Tijdschriftbijdrage - Tijdschriftartikel

Young's double-slit experiment [1] requires two waves produced simultaneously at two different points in space. In quantum mechanics the waves correspond to a single quantum object, even as complex as a big molecule. An interference is present as long as one cannot tell for sure which slit is chosen by the object. The more we know about the path, the worse the interference. In the paper we show that quantum mechanics allows for a dual version of the phenomenon: self-interference of waves propagating through a single slit but at different moments of time. The effect occurs for time-independent Hamiltonians and thus should not be confused with Moshinsky-type time-domain interference [2], a consequence of active modulation of parameters of the system (oscillating mirrors, chopped beams, time-dependent apertures, moving gratings, etc.). The discussed phenomenon is counterintuitive even for those who are trained in entangled-state quantum interferometry. For example, the more we know about the trajectory in space, the better the interference. Exactly solvable models lead to formulas deceptively similar to those from a Youngian analysis. The models are finite dimensional, with interaction terms based on two-qubit CNOT quantum gates. The effect is generic and should be observable in a large variety of experimental configurations. Moreover, there are reasons to believe that this new type of quantum interference was in fact already observed in atomic interferometry almost three decades ago, but was misinterpreted and thus rejected as an artifact of unknown origin.

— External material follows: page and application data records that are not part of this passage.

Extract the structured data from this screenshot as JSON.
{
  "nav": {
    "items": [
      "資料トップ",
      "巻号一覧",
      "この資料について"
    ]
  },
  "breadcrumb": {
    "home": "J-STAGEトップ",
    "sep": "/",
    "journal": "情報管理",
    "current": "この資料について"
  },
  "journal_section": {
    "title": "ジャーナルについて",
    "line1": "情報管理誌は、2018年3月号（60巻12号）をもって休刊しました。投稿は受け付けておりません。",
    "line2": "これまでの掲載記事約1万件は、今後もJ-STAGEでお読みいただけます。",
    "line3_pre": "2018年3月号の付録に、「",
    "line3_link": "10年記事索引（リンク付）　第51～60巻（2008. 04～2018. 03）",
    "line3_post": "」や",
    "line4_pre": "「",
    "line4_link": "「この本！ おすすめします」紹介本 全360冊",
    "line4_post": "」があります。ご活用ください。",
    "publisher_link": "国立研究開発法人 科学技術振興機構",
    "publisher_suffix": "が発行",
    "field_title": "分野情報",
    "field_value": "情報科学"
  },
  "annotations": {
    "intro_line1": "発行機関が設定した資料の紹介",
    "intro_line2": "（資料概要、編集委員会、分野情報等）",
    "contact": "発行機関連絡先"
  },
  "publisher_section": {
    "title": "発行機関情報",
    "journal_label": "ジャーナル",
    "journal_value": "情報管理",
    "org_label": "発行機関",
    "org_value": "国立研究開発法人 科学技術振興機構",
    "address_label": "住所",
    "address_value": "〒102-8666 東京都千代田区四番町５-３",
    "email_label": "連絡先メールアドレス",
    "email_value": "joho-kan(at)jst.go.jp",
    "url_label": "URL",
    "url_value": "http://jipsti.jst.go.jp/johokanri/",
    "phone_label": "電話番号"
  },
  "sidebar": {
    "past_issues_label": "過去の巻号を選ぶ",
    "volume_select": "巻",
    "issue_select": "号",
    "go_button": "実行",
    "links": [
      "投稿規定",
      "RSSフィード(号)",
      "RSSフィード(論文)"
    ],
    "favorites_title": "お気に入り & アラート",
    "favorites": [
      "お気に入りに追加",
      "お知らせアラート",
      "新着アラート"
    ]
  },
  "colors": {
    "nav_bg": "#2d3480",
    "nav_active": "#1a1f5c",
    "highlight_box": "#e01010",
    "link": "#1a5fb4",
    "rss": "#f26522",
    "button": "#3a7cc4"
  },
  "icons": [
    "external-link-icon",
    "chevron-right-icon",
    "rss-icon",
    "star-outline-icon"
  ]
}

Tijdschrift: Frontiers in Physics
ISSN: 2296-424X
Volume: 7
Jaar van publicatie:2019
Toegankelijkheid:Open